The game was canceled. It was supposed to be a great finale to a fantastic weekend where Brett Favre was inducted into the Hall of Fame and delivered a memorable speech. The Packers were scheduled to take on Indianapolis Colts, but before the game even started, players from both sides complained that the field was unsafe, but they played anyway.
However, after the first quarter, it became apparent that it was not possible for the game to go on because the players were having a tough time running on the sticky paint used to make the letters. According to the players, the melted paint on the artificial grass blades and rubber pellets created a gooey mixture that caused their cleats to stick into the ground. More on the sticky situation:
“It was obvious three hours before the game started that there was a problem. A motorized sweeper was scraping the red, white and blue Hall of Fame logo at midfield, scattering piles of rubber pellets that sit below the surface of the UBU turf and prevent players’ cleats from sticking in the artificial surface.
Later, Hall of Fame executive director David Baker explained that the wrong kind of paint was used on the midfield hall of fame logo and the giant red and white letters in both end zones, causing unsafe conditions. A source familiar with players on both teams said they told him the surface was like “concrete” in some places and largely unplayable.”
Hall of Fame executive director David Baker apologized to the fans, who were inconvenienced and promised a full refund. Baker said:
“We heard their concerns.Though it was a difficult decision, a lot of fans came a long way. But it was the only decision that could be made. There will be a refund policy. I don’t know what it is yet.”
“I think we’ll learn from this.I think this happened in Philadelphia. It might have happened one other time.

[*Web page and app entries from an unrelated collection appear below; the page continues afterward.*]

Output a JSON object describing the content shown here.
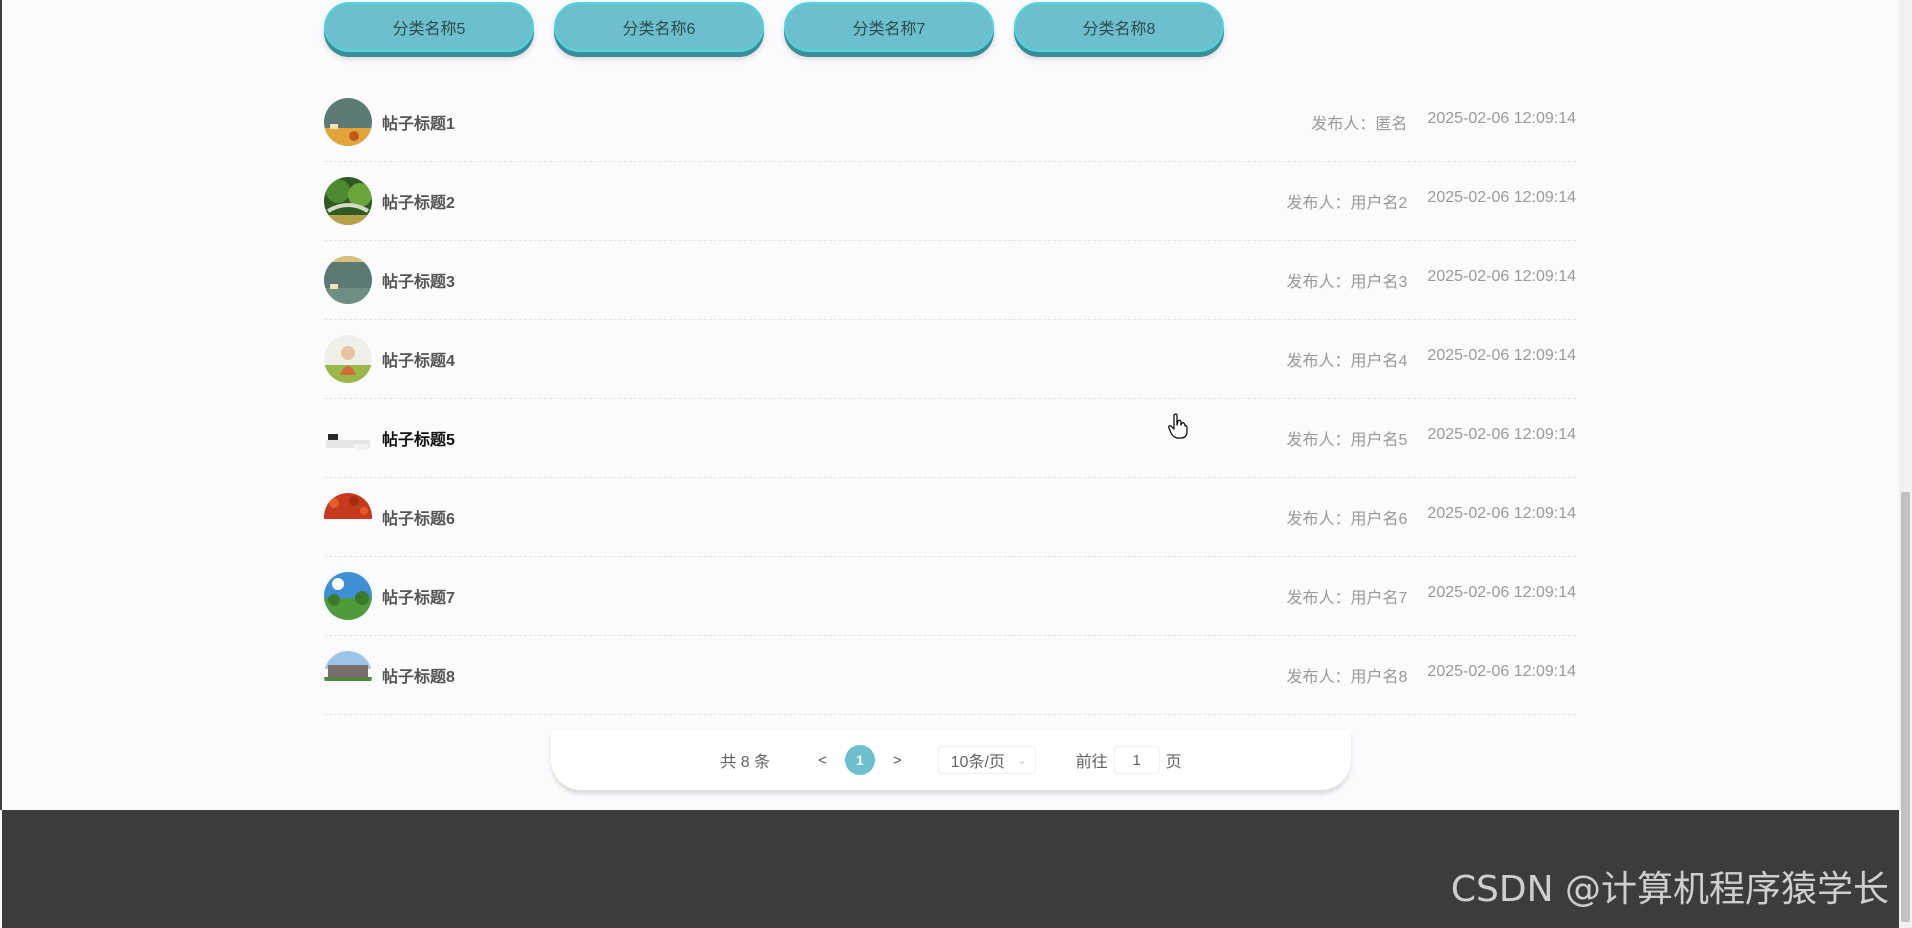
{
  "categories": [
    {
      "label": "分类名称5"
    },
    {
      "label": "分类名称6"
    },
    {
      "label": "分类名称7"
    },
    {
      "label": "分类名称8"
    }
  ],
  "posts": [
    {
      "title": "帖子标题1",
      "publisher": "发布人：匿名",
      "time": "2025-02-06 12:09:14",
      "thumb": "classroom-icon"
    },
    {
      "title": "帖子标题2",
      "publisher": "发布人：用户名2",
      "time": "2025-02-06 12:09:14",
      "thumb": "garden-icon"
    },
    {
      "title": "帖子标题3",
      "publisher": "发布人：用户名3",
      "time": "2025-02-06 12:09:14",
      "thumb": "classroom-icon"
    },
    {
      "title": "帖子标题4",
      "publisher": "发布人：用户名4",
      "time": "2025-02-06 12:09:14",
      "thumb": "person-icon"
    },
    {
      "title": "帖子标题5",
      "publisher": "发布人：用户名5",
      "time": "2025-02-06 12:09:14",
      "thumb": "desk-icon"
    },
    {
      "title": "帖子标题6",
      "publisher": "发布人：用户名6",
      "time": "2025-02-06 12:09:14",
      "thumb": "flowers-icon"
    },
    {
      "title": "帖子标题7",
      "publisher": "发布人：用户名7",
      "time": "2025-02-06 12:09:14",
      "thumb": "park-icon"
    },
    {
      "title": "帖子标题8",
      "publisher": "发布人：用户名8",
      "time": "2025-02-06 12:09:14",
      "thumb": "campus-icon"
    }
  ],
  "pagination": {
    "total": "共 8 条",
    "prev": "<",
    "current": "1",
    "next": ">",
    "page_size": "10条/页",
    "goto_label": "前往",
    "goto_value": "1",
    "page_suffix": "页"
  },
  "watermark": "CSDN @计算机程序猿学长",
  "colors": {
    "accent": "#6cbfcc",
    "footer": "#3c3c3c"
  }
}
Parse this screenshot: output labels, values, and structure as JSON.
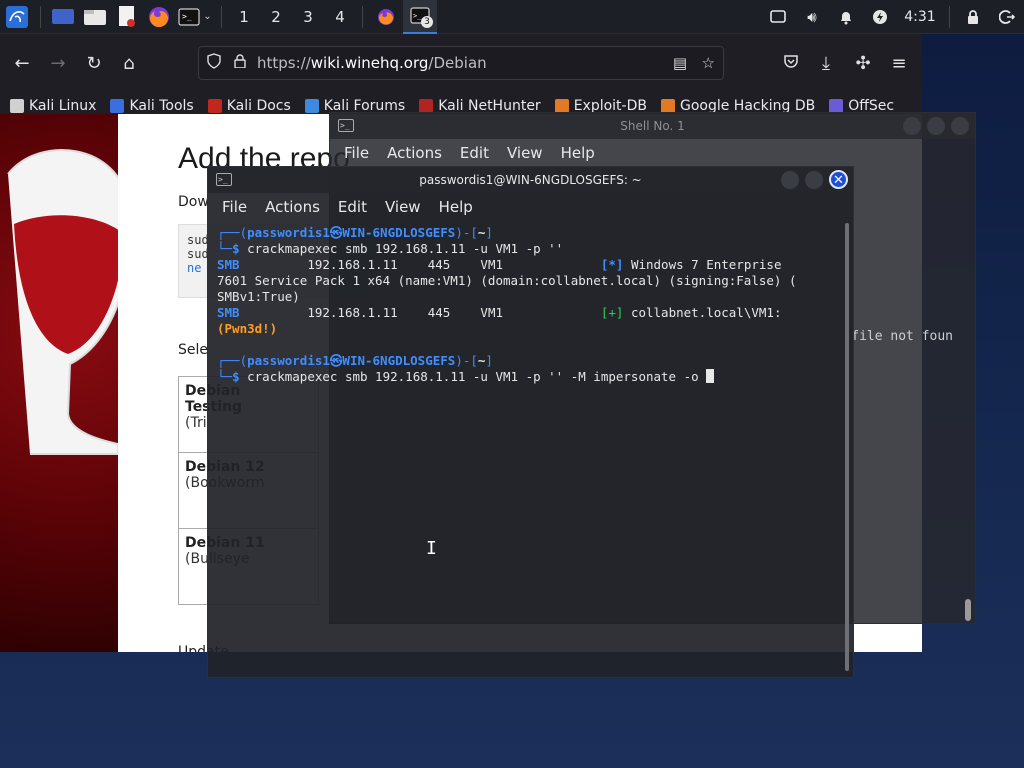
{
  "panel": {
    "workspaces": [
      "1",
      "2",
      "3",
      "4"
    ],
    "terminal_badge": "3",
    "clock": "4:31"
  },
  "browser": {
    "url_scheme": "https://",
    "url_host": "wiki.winehq.org",
    "url_path": "/Debian",
    "bookmarks": [
      {
        "label": "Kali Linux",
        "color": "#d0d0d0"
      },
      {
        "label": "Kali Tools",
        "color": "#3b6fe0"
      },
      {
        "label": "Kali Docs",
        "color": "#c0281e"
      },
      {
        "label": "Kali Forums",
        "color": "#3d8be0"
      },
      {
        "label": "Kali NetHunter",
        "color": "#b02424"
      },
      {
        "label": "Exploit-DB",
        "color": "#e27a25"
      },
      {
        "label": "Google Hacking DB",
        "color": "#e27a25"
      },
      {
        "label": "OffSec",
        "color": "#6b5cd6"
      }
    ],
    "page": {
      "heading": "Add the repo",
      "download_text": "Dow",
      "code_lines": [
        "sud",
        "sud",
        "ne"
      ],
      "select_text": "Sele",
      "table": [
        {
          "title": "Debian",
          "line2": "Testing",
          "line3": "(Tri"
        },
        {
          "title": "Debian 12",
          "line2": "(Bookworm",
          "line3": ""
        },
        {
          "title": "Debian 11",
          "line2": "(Bullseye",
          "line3": ""
        }
      ],
      "update_text": "Update"
    }
  },
  "shell1": {
    "title": "Shell No. 1",
    "menu": [
      "File",
      "Actions",
      "Edit",
      "View",
      "Help"
    ],
    "visible_text": "file not foun"
  },
  "terminal": {
    "title": "passwordis1@WIN-6NGDLOSGEFS: ~",
    "menu": [
      "File",
      "Actions",
      "Edit",
      "View",
      "Help"
    ],
    "prompt_user": "passwordis1",
    "prompt_sep": "㉿",
    "prompt_host": "WIN-6NGDLOSGEFS",
    "prompt_dir": "~",
    "cmd1": "crackmapexec smb 192.168.1.11 -u VM1 -p ''",
    "out1_proto": "SMB",
    "out1_ip": "192.168.1.11",
    "out1_port": "445",
    "out1_host": "VM1",
    "out1_tag": "[*]",
    "out1_msg": "Windows 7 Enterprise",
    "out1_cont1": "7601 Service Pack 1 x64 (name:VM1) (domain:collabnet.local) (signing:False) (",
    "out1_cont2": "SMBv1:True)",
    "out2_tag": "[+]",
    "out2_msg": "collabnet.local\\VM1:",
    "out2_pwned": "(Pwn3d!)",
    "cmd2": "crackmapexec smb 192.168.1.11 -u VM1 -p '' -M impersonate -o"
  }
}
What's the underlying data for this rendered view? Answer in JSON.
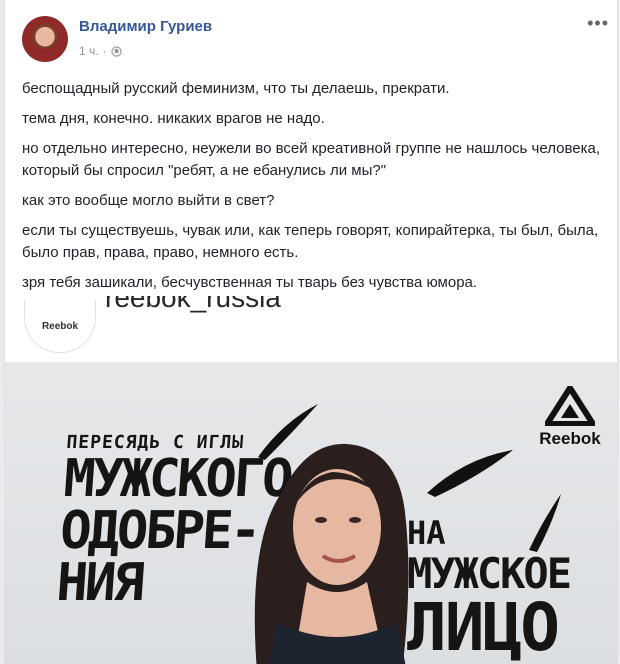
{
  "post": {
    "author_name": "Владимир Гуриев",
    "timestamp": "1 ч.",
    "visibility_icon": "globe-icon",
    "more_icon": "more-options-icon",
    "paragraphs": [
      "беспощадный русский феминизм, что ты делаешь, прекрати.",
      "тема дня, конечно. никаких врагов не надо.",
      "но отдельно интересно, неужели во всей креативной группе не нашлось человека, который бы спросил \"ребят, а не ебанулись ли мы?\"",
      "как это вообще могло выйти в свет?",
      "если ты существуешь, чувак или, как теперь говорят, копирайтерка, ты был, была, было прав, права, право, немного есть.",
      "зря тебя зашикали, бесчувственная ты тварь без чувства юмора."
    ]
  },
  "embed": {
    "avatar_text": "Reebok",
    "handle": "reebok_russia"
  },
  "ad": {
    "left_line1": "ПЕРЕСЯДЬ С ИГЛЫ",
    "left_line2": "МУЖСКОГО",
    "left_line3": "ОДОБРЕ-",
    "left_line4": "НИЯ",
    "right_line1": "НА",
    "right_line2": "МУЖСКОЕ",
    "right_line3": "ЛИЦО",
    "logo_text": "Reebok",
    "logo_icon": "reebok-delta-icon"
  },
  "colors": {
    "link_blue": "#365899",
    "text": "#1d2129",
    "meta_gray": "#90949c",
    "ad_bg": "#e2e4e6"
  }
}
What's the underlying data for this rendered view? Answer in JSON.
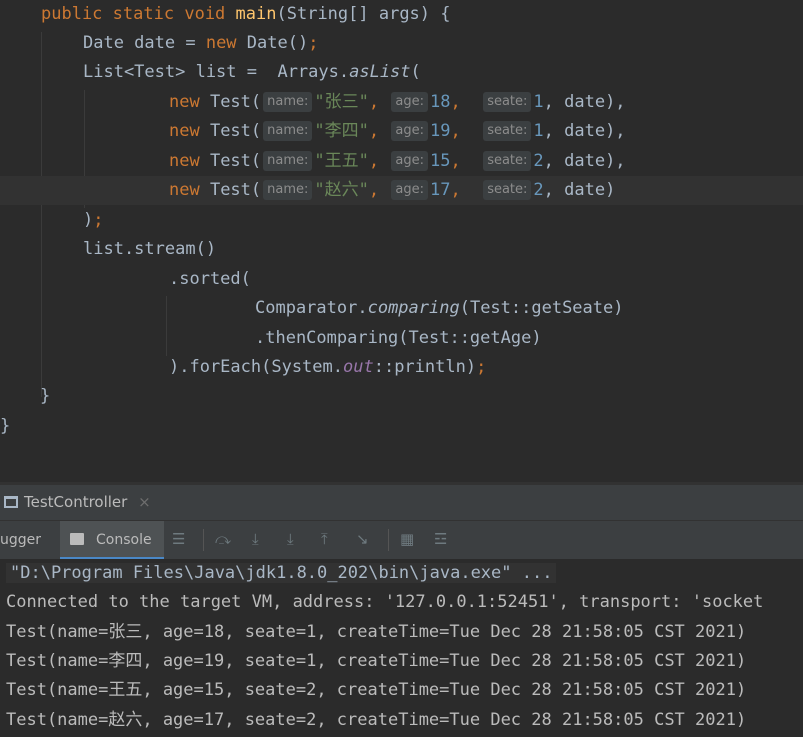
{
  "code": {
    "kw_public": "public",
    "kw_static": "static",
    "kw_void": "void",
    "method_main": "main",
    "main_params": "(String[] args) {",
    "date_decl_a": "Date date = ",
    "kw_new": "new",
    "date_decl_b": " Date()",
    "semicolon": ";",
    "list_decl": "List<Test> list =  Arrays.",
    "as_list": "asList",
    "open_paren": "(",
    "test_ctor": " Test(",
    "hint_name": "name:",
    "hint_age": "age:",
    "hint_seate": "seate:",
    "comma_space": ", ",
    "date_arg_comma": ", date),",
    "date_arg_last": ", date)",
    "rows": [
      {
        "name": "\"张三\"",
        "age": "18",
        "seate": "1"
      },
      {
        "name": "\"李四\"",
        "age": "19",
        "seate": "1"
      },
      {
        "name": "\"王五\"",
        "age": "15",
        "seate": "2"
      },
      {
        "name": "\"赵六\"",
        "age": "17",
        "seate": "2"
      }
    ],
    "close_paren": ")",
    "stream_call": "list.stream()",
    "sorted_call": ".sorted(",
    "comparator_a": "Comparator.",
    "comparing": "comparing",
    "comparator_b": "(Test::getSeate)",
    "then_comparing": ".thenComparing(Test::getAge)",
    "foreach_a": ").forEach(System.",
    "out_field": "out",
    "foreach_b": "::println)",
    "close_brace": "}"
  },
  "run_window": {
    "tab_title": "TestController",
    "close_glyph": "×",
    "debugger_tab": "ugger",
    "console_tab": "Console"
  },
  "console": {
    "lines": [
      "\"D:\\Program Files\\Java\\jdk1.8.0_202\\bin\\java.exe\" ...",
      "Connected to the target VM, address: '127.0.0.1:52451', transport: 'socket",
      "Test(name=张三, age=18, seate=1, createTime=Tue Dec 28 21:58:05 CST 2021)",
      "Test(name=李四, age=19, seate=1, createTime=Tue Dec 28 21:58:05 CST 2021)",
      "Test(name=王五, age=15, seate=2, createTime=Tue Dec 28 21:58:05 CST 2021)",
      "Test(name=赵六, age=17, seate=2, createTime=Tue Dec 28 21:58:05 CST 2021)"
    ]
  },
  "icons": {
    "window": "window-icon",
    "console": "console-icon",
    "menu": "menu-icon",
    "step_over": "step-over-icon",
    "step_into": "step-into-icon",
    "force_step_into": "force-step-into-icon",
    "step_out": "step-out-icon",
    "run_to_cursor": "run-to-cursor-icon",
    "evaluate": "evaluate-icon",
    "settings": "trace-settings-icon"
  },
  "colors": {
    "background": "#2b2b2b",
    "keyword": "#cc7832",
    "method": "#ffc66d",
    "string": "#6a8759",
    "number": "#6897bb",
    "field": "#9876aa",
    "text": "#a9b7c6"
  }
}
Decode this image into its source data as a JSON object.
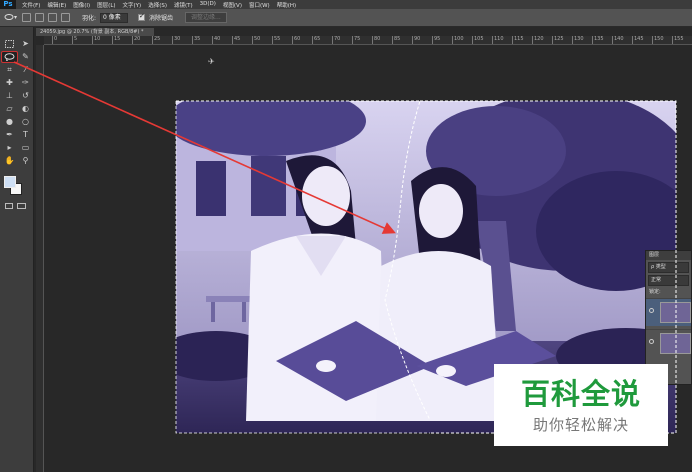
{
  "app": {
    "logo": "Ps"
  },
  "menu": [
    "文件(F)",
    "编辑(E)",
    "图像(I)",
    "图层(L)",
    "文字(Y)",
    "选择(S)",
    "滤镜(T)",
    "3D(D)",
    "视图(V)",
    "窗口(W)",
    "帮助(H)"
  ],
  "options": {
    "feather_label": "羽化:",
    "feather_value": "0 像素",
    "antialias_label": "消除锯齿",
    "refine_edge_label": "调整边缘..."
  },
  "document": {
    "tab_title": "24059.jpg @ 20.7% (背景 副本, RGB/8#) *"
  },
  "rulers": {
    "h_ticks": [
      "0",
      "5",
      "10",
      "15",
      "20",
      "25",
      "30",
      "35",
      "40",
      "45",
      "50",
      "55",
      "60",
      "65",
      "70",
      "75",
      "80",
      "85",
      "90",
      "95",
      "100",
      "105",
      "110",
      "115",
      "120",
      "125",
      "130",
      "135",
      "140",
      "145",
      "150",
      "155",
      "160",
      "165",
      "170",
      "175"
    ]
  },
  "layers_panel": {
    "title": "图层",
    "filter_label": "ρ 类型",
    "blend_mode": "正常",
    "lock_label": "锁定:"
  },
  "tools": [
    "move-icon",
    "marquee-icon",
    "lasso-icon",
    "quick-select-icon",
    "crop-icon",
    "eyedropper-icon",
    "healing-icon",
    "brush-icon",
    "stamp-icon",
    "history-brush-icon",
    "eraser-icon",
    "gradient-icon",
    "blur-icon",
    "dodge-icon",
    "pen-icon",
    "type-icon",
    "path-select-icon",
    "shape-icon",
    "hand-icon",
    "zoom-icon"
  ],
  "colors": {
    "foreground": "#cfe0f5",
    "background": "#f7f7f7",
    "annotation_arrow": "#e53935",
    "photo_tint": "#6f6596"
  },
  "watermark": {
    "title": "百科全说",
    "subtitle": "助你轻松解决"
  }
}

But we’ll learn from it. And we’re going to make sure this never happens again.”
Attorney Michael Avenatti explained that he had been contacted by more than two dozens of people, who are interested in a class-action lawsuit. The fans claimed that they want a further reimbursement because they traveled from states like Wisconsin and Indiana to see the Packers play the Colts. The lawyer shared:
“They could have offered what these fans paid for the tickets and to reimburse them for any expenses incurred.The league has a history of being cheap with its fans.”
Avenatti has a history of dragging the NFL to court. Avenatti filed a multi-million dollar class action suit over the Dallas Super Bowl, but was not certified, and the claims were significantly pared down. Most of his clients received some damages and were offered replacement tickets for a future Super Bowl. The NFL has declined to comment on the lawsuit.